Two different versions of the same home-built effects rack that served Allan faithfully for fifteen years have been used recently in conjunction with two set-ups: one for SynthAxe transmissions and rhythm guitar, and one for his lead tone. "It’s pretty modular," he points out. "What I’m trying to set up at the moment is something where I don’t have a rack anyone. I’d just take pieces I want to use, and that way I’m not locked in. But for my live sound, I use that T.C. Electronic Spatial Expander, the ADA Stereo Tapped Delay and a Rocktron Pro Chorus - those are my three main chorusing units. I return the effected signal to a small Ramsa twelve-channel mixer and then, right before it goes to the power amp, it goes through the Hush IIC. And I use the RX, which is like a new Hush Exciter, on DX7 synthesizers, because it makes them sound a lot better."
Today he uses Roland Jazz Cubes for his clean sound. - They are good and have a soft sound, they remind me a little of Lab L5 amps. Before that, I used the Mesa Boogie Mark III. For the lead sound, I use the Mesa Boogie Dual Rectifier through a Carvin solid state stereo power amp. The speakers are either a pair of 1x12" or 2x12" Rectifier cabinets. The rig has become smaller over the years, and the only effects I’m using now are two Rockton Intellifexes for the cleans, and a Lexicon Reverb for the solos. Signal processing was more fun before, when it was not created from presets, and it was assumed that the user himself had an idea of what he wanted to accomplish with the sound.
TCG: Well I think for a while, you were distributing the Juice Extractor under your own name, weren’t you? AH: Well, originally I think Rocktron licensed it for a while, the Juice Extractor, but then they discontinued it because one of the problems you had was that you actually changed the way that the load section was really responsible for the sound, so in my opinion, even though it was a great device, they never sounded as good as the ones I made myself. They discontinued it mostly because of people who don’t know how to use things like that, and through misuse, it would blow up amplifiers, because if you don’t think about what you’re doing, you just plug an amplifier into it and turn it up to ten and then all of a sudden they wonder why their amp blows up, you know.
"Right out of the box these amps were very, very close to what I wanted so it was very easy for me to manipulate it a little further and squeeze a little more out of them. It was just a coincidence that the designer sort of liked the same sound that I do." He adds that he has scaled down his refrigerator size rack of effects to just two Rocktron Intellifex processors.
The studio is based around a 44-input Trident console and Yamaha NS40 monitors driven by a UREA power amp.
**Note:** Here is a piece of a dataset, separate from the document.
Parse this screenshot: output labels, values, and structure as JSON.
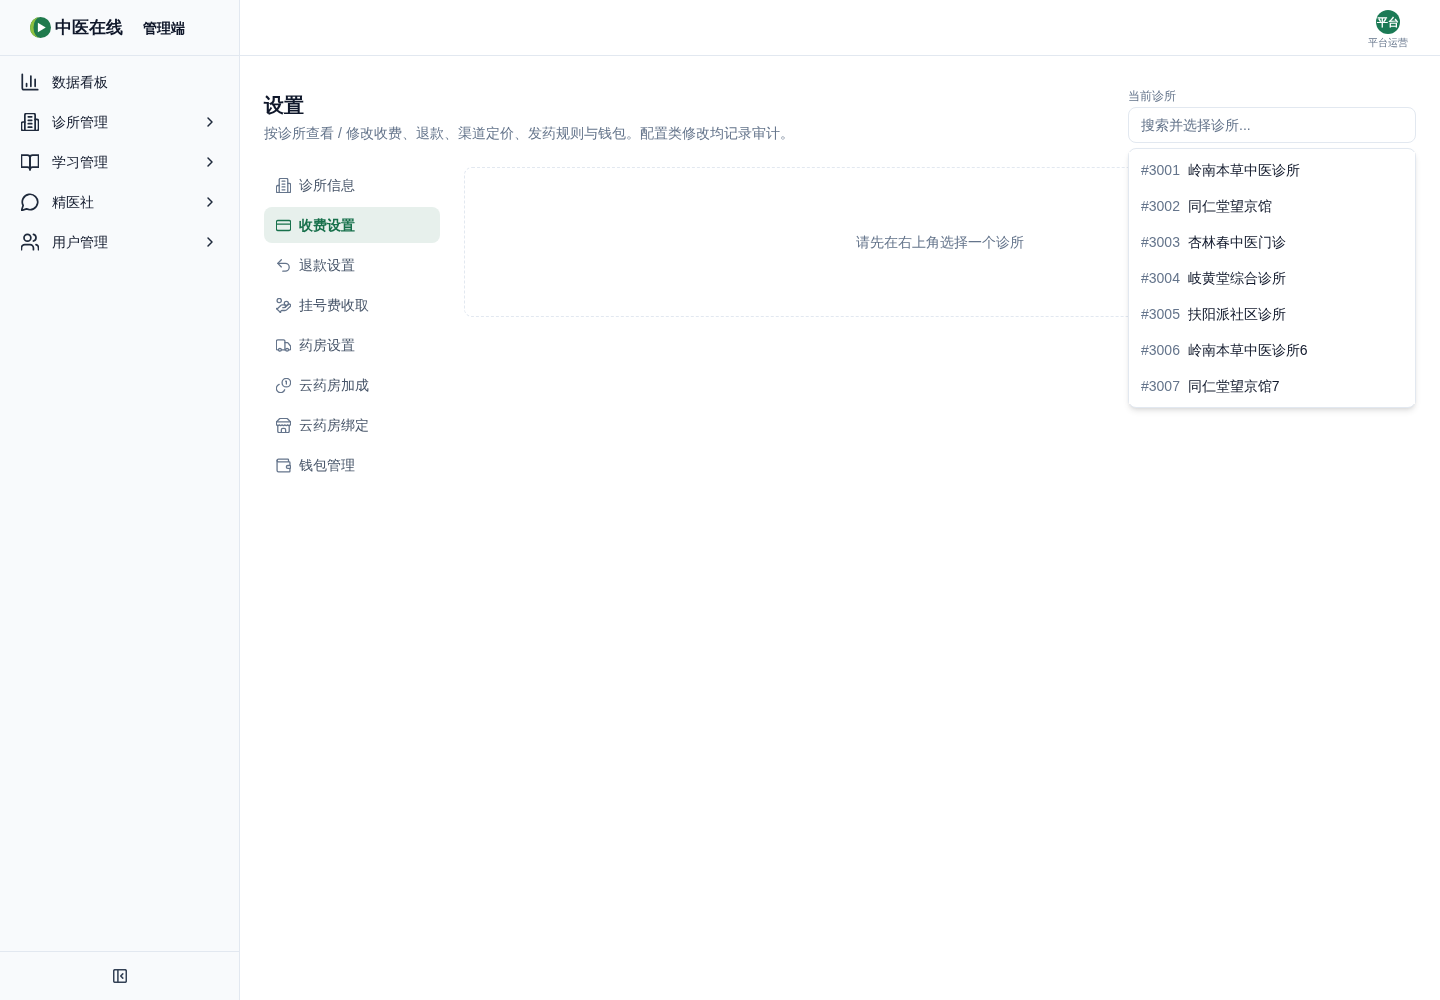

The outboard gear on hand includes a Demeter mic preamp, two Neve mic and line amps, a GAL 5-band stereo parametric EQ, and a pair of Trident TSM EQ modules. "In the studio, I mostly use old single-delay lines, in pairs," says Holdsworth. "I have bunch of old Yamaha 1500’s I use for that. The digital effects all date from the days before multiprocessors. The only multiprocessors I have are Rocktron Intellifexes, which I like a lot. But I use those mainly for live work. I don’t actually own a really good reverb. I usually rent one when I need one. I used to have an AMS 1580S and RMX-16, but I sold those to Steve Vai a long time ago and could never afford to buy them back."
A good, old-fashioned "one guitar man," Holdsworth records with essentially the same equipment he uses for live gigs. The only difference is that he adds effects processing live, but prints his signals dry in the studio, preferring to add effects in the mix. The current axe in Allan’s life is a custom Carvin that he designed himself: a set-neck instrument with an ebony fingerboard, 20-inch radius neck, a semi-hollow alder body, and a single custom-wound Carvin humbucker. His guitar signal is split out to two stereo amp rigs: a pair of Mesa Boogie Mark III’s for clean sounds and a pair of Boogie Dual Rectifier amps with single 12-inch cabinets for distorted leads. He uses Rocktron Intellifexes and a Roland WG-8 guitar system to process his guitar signals.